The Green Hills of Earth
Original words by Robert A. Heinlein, C.L. Moore and Henry Kuttner. Additional words by Chuck Rein. Some minor additions and editing by Victor van der Sterren.
The arching sky is calling
Spacemen back to their trade.
All hands!
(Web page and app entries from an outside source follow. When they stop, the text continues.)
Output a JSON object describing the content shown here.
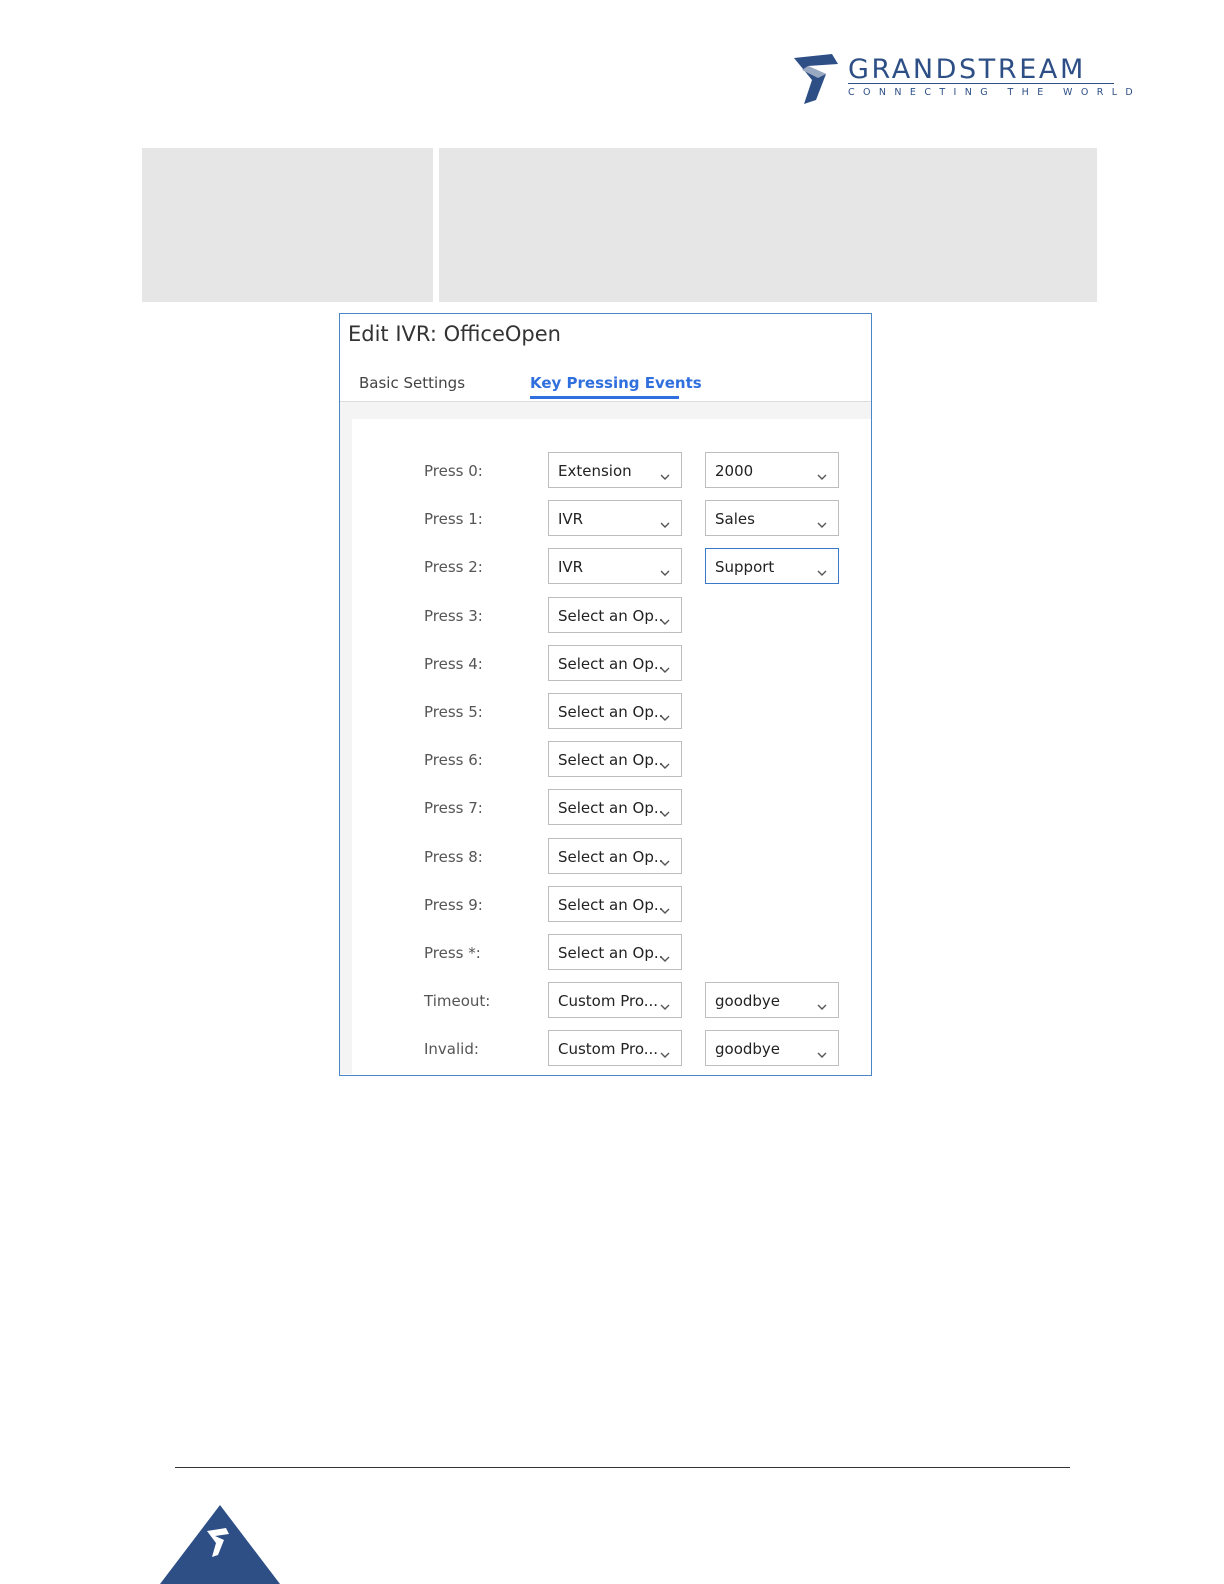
{
  "header": {
    "brand_name": "GRANDSTREAM",
    "brand_tagline": "CONNECTING THE WORLD",
    "brand_color": "#2d4f86"
  },
  "dialog": {
    "title": "Edit IVR: OfficeOpen",
    "tabs": [
      {
        "label": "Basic Settings",
        "active": false
      },
      {
        "label": "Key Pressing Events",
        "active": true
      }
    ],
    "rows": [
      {
        "label": "Press 0:",
        "type": "Extension",
        "target": "2000"
      },
      {
        "label": "Press 1:",
        "type": "IVR",
        "target": "Sales"
      },
      {
        "label": "Press 2:",
        "type": "IVR",
        "target": "Support"
      },
      {
        "label": "Press 3:",
        "type": "Select an Op..."
      },
      {
        "label": "Press 4:",
        "type": "Select an Op..."
      },
      {
        "label": "Press 5:",
        "type": "Select an Op..."
      },
      {
        "label": "Press 6:",
        "type": "Select an Op..."
      },
      {
        "label": "Press 7:",
        "type": "Select an Op..."
      },
      {
        "label": "Press 8:",
        "type": "Select an Op..."
      },
      {
        "label": "Press 9:",
        "type": "Select an Op..."
      },
      {
        "label": "Press *:",
        "type": "Select an Op..."
      },
      {
        "label": "Timeout:",
        "type": "Custom Pro...",
        "target": "goodbye"
      },
      {
        "label": "Invalid:",
        "type": "Custom Pro...",
        "target": "goodbye"
      }
    ],
    "accent_color": "#2f6fde",
    "border_color": "#4a86c5"
  }
}
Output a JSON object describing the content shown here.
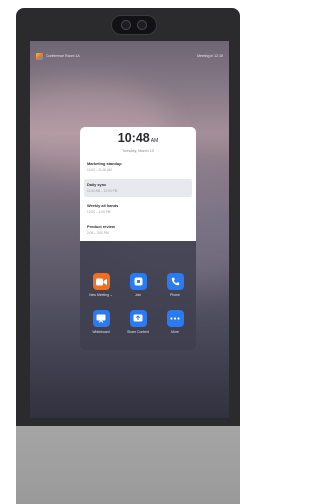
{
  "status_bar": {
    "left_text": "Conference Room 1A",
    "right_text": "Meeting in 12:15"
  },
  "clock": {
    "time": "10:48",
    "ampm": "AM",
    "date": "Tuesday, March 10"
  },
  "events": [
    {
      "title": "Marketing standup",
      "time": "10:00 – 11:00 AM"
    },
    {
      "title": "Daily sync",
      "time": "11:00 AM – 12:00 PM"
    },
    {
      "title": "Weekly all hands",
      "time": "12:00 – 1:00 PM"
    },
    {
      "title": "Product review",
      "time": "2:00 – 3:00 PM"
    }
  ],
  "actions": [
    {
      "label": "New Meeting ⌄",
      "icon": "video-camera-icon",
      "color": "#f26f21"
    },
    {
      "label": "Join",
      "icon": "join-icon",
      "color": "#2a7bf2"
    },
    {
      "label": "Phone",
      "icon": "phone-icon",
      "color": "#2a7bf2"
    },
    {
      "label": "Whiteboard",
      "icon": "whiteboard-icon",
      "color": "#2a7bf2"
    },
    {
      "label": "Share Content",
      "icon": "share-screen-icon",
      "color": "#2a7bf2"
    },
    {
      "label": "More",
      "icon": "more-icon",
      "color": "#2a7bf2"
    }
  ]
}
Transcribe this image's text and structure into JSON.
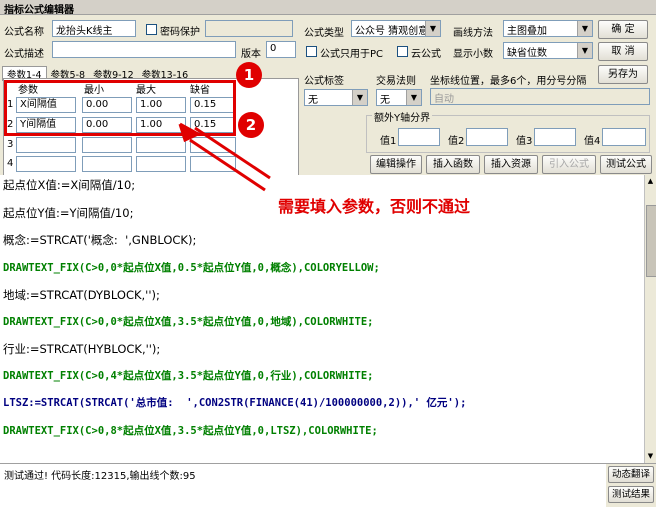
{
  "window": {
    "title": "指标公式编辑器"
  },
  "form": {
    "name_label": "公式名称",
    "name_value": "龙抬头K线主",
    "password_label": "密码保护",
    "desc_label": "公式描述",
    "version_label": "版本",
    "version_value": "0",
    "type_label": "公式类型",
    "type_value": "公众号 猜观创意",
    "draw_label": "画线方法",
    "draw_value": "主图叠加",
    "pc_only_label": "公式只用于PC",
    "cloud_label": "云公式",
    "decimals_label": "显示小数",
    "decimals_value": "缺省位数",
    "tag_label": "公式标签",
    "tag_value": "无",
    "trade_label": "交易法则",
    "trade_value": "无",
    "coord_label": "坐标线位置，最多6个，用分号分隔",
    "coord_value": "自动",
    "extra_y_label": "额外Y轴分界",
    "val1": "值1",
    "val2": "值2",
    "val3": "值3",
    "val4": "值4"
  },
  "buttons": {
    "ok": "确 定",
    "cancel": "取 消",
    "save_as": "另存为",
    "edit": "编辑操作",
    "insert_func": "插入函数",
    "insert_res": "插入资源",
    "import": "引入公式",
    "test": "测试公式"
  },
  "param_tabs": [
    "参数1-4",
    "参数5-8",
    "参数9-12",
    "参数13-16"
  ],
  "param_table": {
    "headers": [
      "参数",
      "最小",
      "最大",
      "缺省"
    ],
    "rows": [
      {
        "idx": "1",
        "name": "X间隔值",
        "min": "0.00",
        "max": "1.00",
        "def": "0.15"
      },
      {
        "idx": "2",
        "name": "Y间隔值",
        "min": "0.00",
        "max": "1.00",
        "def": "0.15"
      },
      {
        "idx": "3",
        "name": "",
        "min": "",
        "max": "",
        "def": ""
      },
      {
        "idx": "4",
        "name": "",
        "min": "",
        "max": "",
        "def": ""
      }
    ]
  },
  "annotations": {
    "badge1": "1",
    "badge2": "2",
    "note": "需要填入参数，否则不通过"
  },
  "code_lines": [
    "起点位X值:=X间隔值/10;",
    "起点位Y值:=Y间隔值/10;",
    "概念:=STRCAT('概念:  ',GNBLOCK);",
    "DRAWTEXT_FIX(C>0,0*起点位X值,0.5*起点位Y值,0,概念),COLORYELLOW;",
    "地域:=STRCAT(DYBLOCK,'');",
    "DRAWTEXT_FIX(C>0,0*起点位X值,3.5*起点位Y值,0,地域),COLORWHITE;",
    "行业:=STRCAT(HYBLOCK,'');",
    "DRAWTEXT_FIX(C>0,4*起点位X值,3.5*起点位Y值,0,行业),COLORWHITE;",
    "LTSZ:=STRCAT(STRCAT('总市值:  ',CON2STR(FINANCE(41)/100000000,2)),' 亿元');",
    "DRAWTEXT_FIX(C>0,8*起点位X值,3.5*起点位Y值,0,LTSZ),COLORWHITE;"
  ],
  "status": {
    "message": "测试通过! 代码长度:12315,输出线个数:95",
    "dynamic_translate": "动态翻译",
    "test_result": "测试结果"
  },
  "colors": {
    "annotation_red": "#e00000",
    "code_green": "#008000",
    "code_blue": "#000080"
  }
}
Stand by! Free falling!
And the lights below us fade.
Out ride the sons of Terra,
Far drives the thundering jet,
Up leaps a race of Earthmen,
Out, far, and onward yet —
The stars that shine around us
Are torches on the road
The Black, extending outward,
Is with great peril sowed.
We embark on our adventure —
Return and count the losses worth
To see across the darkness
The cool, green hills of Earth.
We rot in the molds of Venus,
We retch at her tainted breath.
Foul are her flooded jungles,
Crawling with unclean death.
Let the sweet fresh breezes heal me
As they rove around the girth
Of our lovely mother planet
Of the cool, green hills of Earth.
The harsh bright soil of Luna,
Silent and dead as the grave,
Holds not the souls of Earthmen
Whose lives for Earth's they gave.
Across the seas of darkness
The good green Earth is bright —
Oh, Star that was my homeland
Shine down on me tonight.
The rust-red Martian deserts,
Her lonely wandering sands,
Are naught but lifeless visions
To who on her surface stands.
My heart turns home in longing
Across the voids between,
To know beyond the spaceways
The hills of Earth are green.
We, in the frozen nights of Titan,
Dream of Saturn's rainbow rings.
Yet in all our waking hours
It's the Earth alone that sings.
We've tried each spinning space mote
And reckoned its true worth:
Take us back again to the homes of men
On the cool, green hills of Earth.
We pray for one last landing
On the globe that gave us birth;
Let us rest our eyes on the fleecy skiesAnd the cool, green hills of Earth.